_Task details_: Repeat the whole listing, keeping every word and every line intact.

_Information given_:

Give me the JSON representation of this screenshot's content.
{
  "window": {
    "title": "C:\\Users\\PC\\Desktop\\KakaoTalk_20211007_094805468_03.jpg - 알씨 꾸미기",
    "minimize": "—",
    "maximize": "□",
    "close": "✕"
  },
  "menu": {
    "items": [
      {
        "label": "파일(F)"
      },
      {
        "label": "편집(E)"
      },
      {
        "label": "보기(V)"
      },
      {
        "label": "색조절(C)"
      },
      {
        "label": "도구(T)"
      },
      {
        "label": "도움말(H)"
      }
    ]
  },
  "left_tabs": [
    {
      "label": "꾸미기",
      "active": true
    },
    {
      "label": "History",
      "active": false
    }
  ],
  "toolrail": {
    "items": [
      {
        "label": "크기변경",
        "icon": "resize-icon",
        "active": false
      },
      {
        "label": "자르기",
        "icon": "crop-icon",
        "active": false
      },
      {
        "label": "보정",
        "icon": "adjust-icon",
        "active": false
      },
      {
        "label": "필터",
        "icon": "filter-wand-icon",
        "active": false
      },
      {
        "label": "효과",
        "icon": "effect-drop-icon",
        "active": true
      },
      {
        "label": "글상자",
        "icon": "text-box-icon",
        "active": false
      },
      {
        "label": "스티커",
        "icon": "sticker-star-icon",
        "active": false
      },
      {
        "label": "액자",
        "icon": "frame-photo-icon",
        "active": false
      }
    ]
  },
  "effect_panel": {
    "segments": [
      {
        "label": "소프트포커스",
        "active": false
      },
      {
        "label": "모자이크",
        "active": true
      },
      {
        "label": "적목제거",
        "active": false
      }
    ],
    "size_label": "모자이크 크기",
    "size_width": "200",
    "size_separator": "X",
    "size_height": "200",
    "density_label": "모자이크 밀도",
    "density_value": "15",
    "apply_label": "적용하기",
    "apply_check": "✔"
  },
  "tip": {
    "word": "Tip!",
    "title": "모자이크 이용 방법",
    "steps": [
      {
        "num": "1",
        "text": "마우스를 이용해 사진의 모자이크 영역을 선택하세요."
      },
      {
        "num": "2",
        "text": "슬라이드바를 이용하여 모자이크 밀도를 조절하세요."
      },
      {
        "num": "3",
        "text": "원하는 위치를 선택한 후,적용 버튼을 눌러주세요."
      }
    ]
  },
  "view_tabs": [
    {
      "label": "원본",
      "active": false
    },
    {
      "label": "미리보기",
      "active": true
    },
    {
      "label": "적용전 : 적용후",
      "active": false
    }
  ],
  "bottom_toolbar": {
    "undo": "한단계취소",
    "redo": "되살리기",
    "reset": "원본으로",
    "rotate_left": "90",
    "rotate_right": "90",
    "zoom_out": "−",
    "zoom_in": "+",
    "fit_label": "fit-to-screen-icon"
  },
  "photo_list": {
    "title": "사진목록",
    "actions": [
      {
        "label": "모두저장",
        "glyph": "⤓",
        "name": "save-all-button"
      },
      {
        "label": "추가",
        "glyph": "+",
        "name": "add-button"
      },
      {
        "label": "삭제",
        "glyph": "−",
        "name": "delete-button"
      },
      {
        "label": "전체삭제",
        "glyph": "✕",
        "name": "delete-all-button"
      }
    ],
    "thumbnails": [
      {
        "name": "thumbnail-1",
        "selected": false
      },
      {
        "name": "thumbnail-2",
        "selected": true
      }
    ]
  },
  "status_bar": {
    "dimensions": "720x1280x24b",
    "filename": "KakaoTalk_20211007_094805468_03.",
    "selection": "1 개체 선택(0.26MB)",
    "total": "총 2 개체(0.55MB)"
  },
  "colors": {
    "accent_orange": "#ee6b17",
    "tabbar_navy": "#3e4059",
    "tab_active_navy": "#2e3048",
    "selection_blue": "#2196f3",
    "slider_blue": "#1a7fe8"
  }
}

_Exercise answer_:
Give me the JSON representation of this screenshot's content.
{
  "window": {
    "title": "C:\\Users\\PC\\Desktop\\KakaoTalk_20211007_094805468_03.jpg - 알씨 꾸미기",
    "minimize": "—",
    "maximize": "□",
    "close": "✕"
  },
  "menu": {
    "items": [
      {
        "label": "파일(F)"
      },
      {
        "label": "편집(E)"
      },
      {
        "label": "보기(V)"
      },
      {
        "label": "색조절(C)"
      },
      {
        "label": "도구(T)"
      },
      {
        "label": "도움말(H)"
      }
    ]
  },
  "left_tabs": [
    {
      "label": "꾸미기",
      "active": true
    },
    {
      "label": "History",
      "active": false
    }
  ],
  "toolrail": {
    "items": [
      {
        "label": "크기변경",
        "icon": "resize-icon",
        "active": false
      },
      {
        "label": "자르기",
        "icon": "crop-icon",
        "active": false
      },
      {
        "label": "보정",
        "icon": "adjust-icon",
        "active": false
      },
      {
        "label": "필터",
        "icon": "filter-wand-icon",
        "active": false
      },
      {
        "label": "효과",
        "icon": "effect-drop-icon",
        "active": true
      },
      {
        "label": "글상자",
        "icon": "text-box-icon",
        "active": false
      },
      {
        "label": "스티커",
        "icon": "sticker-star-icon",
        "active": false
      },
      {
        "label": "액자",
        "icon": "frame-photo-icon",
        "active": false
      }
    ]
  },
  "effect_panel": {
    "segments": [
      {
        "label": "소프트포커스",
        "active": false
      },
      {
        "label": "모자이크",
        "active": true
      },
      {
        "label": "적목제거",
        "active": false
      }
    ],
    "size_label": "모자이크 크기",
    "size_width": "200",
    "size_separator": "X",
    "size_height": "200",
    "density_label": "모자이크 밀도",
    "density_value": "15",
    "apply_label": "적용하기",
    "apply_check": "✔"
  },
  "tip": {
    "word": "Tip!",
    "title": "모자이크 이용 방법",
    "steps": [
      {
        "num": "1",
        "text": "마우스를 이용해 사진의 모자이크 영역을 선택하세요."
      },
      {
        "num": "2",
        "text": "슬라이드바를 이용하여 모자이크 밀도를 조절하세요."
      },
      {
        "num": "3",
        "text": "원하는 위치를 선택한 후,적용 버튼을 눌러주세요."
      }
    ]
  },
  "view_tabs": [
    {
      "label": "원본",
      "active": false
    },
    {
      "label": "미리보기",
      "active": true
    },
    {
      "label": "적용전 : 적용후",
      "active": false
    }
  ],
  "bottom_toolbar": {
    "undo": "한단계취소",
    "redo": "되살리기",
    "reset": "원본으로",
    "rotate_left": "90",
    "rotate_right": "90",
    "zoom_out": "−",
    "zoom_in": "+",
    "fit_label": "fit-to-screen-icon"
  },
  "photo_list": {
    "title": "사진목록",
    "actions": [
      {
        "label": "모두저장",
        "glyph": "⤓",
        "name": "save-all-button"
      },
      {
        "label": "추가",
        "glyph": "+",
        "name": "add-button"
      },
      {
        "label": "삭제",
        "glyph": "−",
        "name": "delete-button"
      },
      {
        "label": "전체삭제",
        "glyph": "✕",
        "name": "delete-all-button"
      }
    ],
    "thumbnails": [
      {
        "name": "thumbnail-1",
        "selected": false
      },
      {
        "name": "thumbnail-2",
        "selected": true
      }
    ]
  },
  "status_bar": {
    "dimensions": "720x1280x24b",
    "filename": "KakaoTalk_20211007_094805468_03.",
    "selection": "1 개체 선택(0.26MB)",
    "total": "총 2 개체(0.55MB)"
  },
  "colors": {
    "accent_orange": "#ee6b17",
    "tabbar_navy": "#3e4059",
    "tab_active_navy": "#2e3048",
    "selection_blue": "#2196f3",
    "slider_blue": "#1a7fe8"
  }
}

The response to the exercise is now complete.